### Items from an interface collection

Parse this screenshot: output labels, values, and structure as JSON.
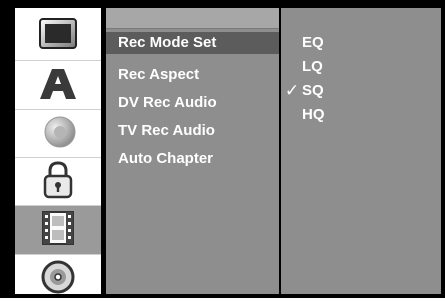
{
  "sidebar": {
    "icons": [
      {
        "name": "tv-icon"
      },
      {
        "name": "language-icon",
        "glyph": "A"
      },
      {
        "name": "audio-icon"
      },
      {
        "name": "lock-icon"
      },
      {
        "name": "film-icon",
        "active": true
      },
      {
        "name": "disc-icon"
      }
    ]
  },
  "menu": {
    "items": [
      {
        "label": "Rec Mode Set",
        "selected": true
      },
      {
        "label": "Rec Aspect"
      },
      {
        "label": "DV Rec Audio"
      },
      {
        "label": "TV Rec Audio"
      },
      {
        "label": "Auto Chapter"
      }
    ]
  },
  "options": {
    "items": [
      {
        "label": "EQ"
      },
      {
        "label": "LQ"
      },
      {
        "label": "SQ",
        "checked": true
      },
      {
        "label": "HQ"
      }
    ],
    "check_glyph": "✓"
  },
  "colors": {
    "panel": "#8e8e8e",
    "selected_item": "#5c5c5c",
    "active_icon": "#9a9a9a",
    "text": "#ffffff"
  }
}
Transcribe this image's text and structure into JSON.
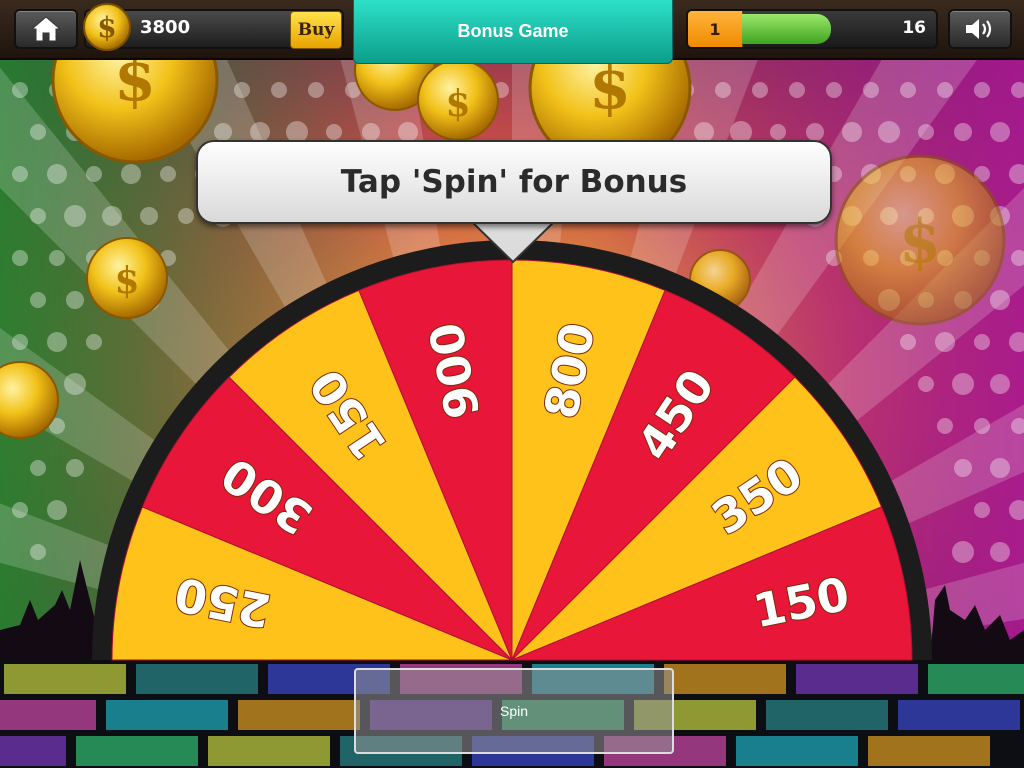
{
  "header": {
    "home_icon": "home-icon",
    "coin_icon": "dollar-coin-icon",
    "coins": "3800",
    "buy_label": "Buy",
    "title": "Bonus Game",
    "level": "1",
    "xp_progress": 0.47,
    "xp_value": "16",
    "sound_icon": "speaker-icon"
  },
  "prompt": "Tap 'Spin' for Bonus",
  "wheel": {
    "segments": [
      "250",
      "300",
      "150",
      "900",
      "800",
      "450",
      "350",
      "150"
    ],
    "colors": [
      "#ffc21a",
      "#e8173a"
    ]
  },
  "spin_label": "Spin"
}
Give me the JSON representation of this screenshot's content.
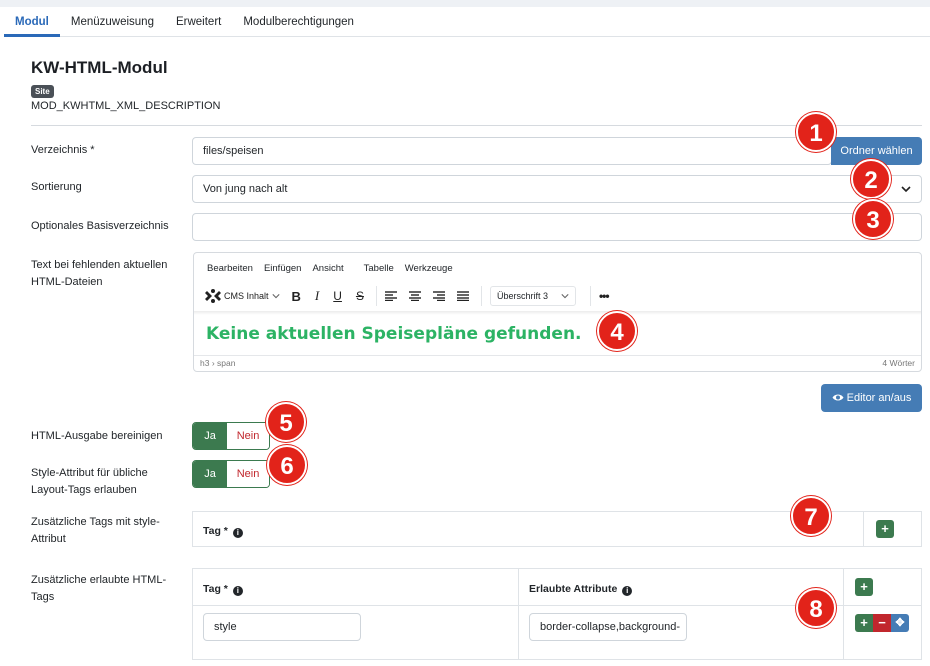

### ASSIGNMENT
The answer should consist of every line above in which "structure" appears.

### REPLY
Parse this screenshot: output labels, values, and structure as JSON.
Transcribe this image's text and structure into JSON.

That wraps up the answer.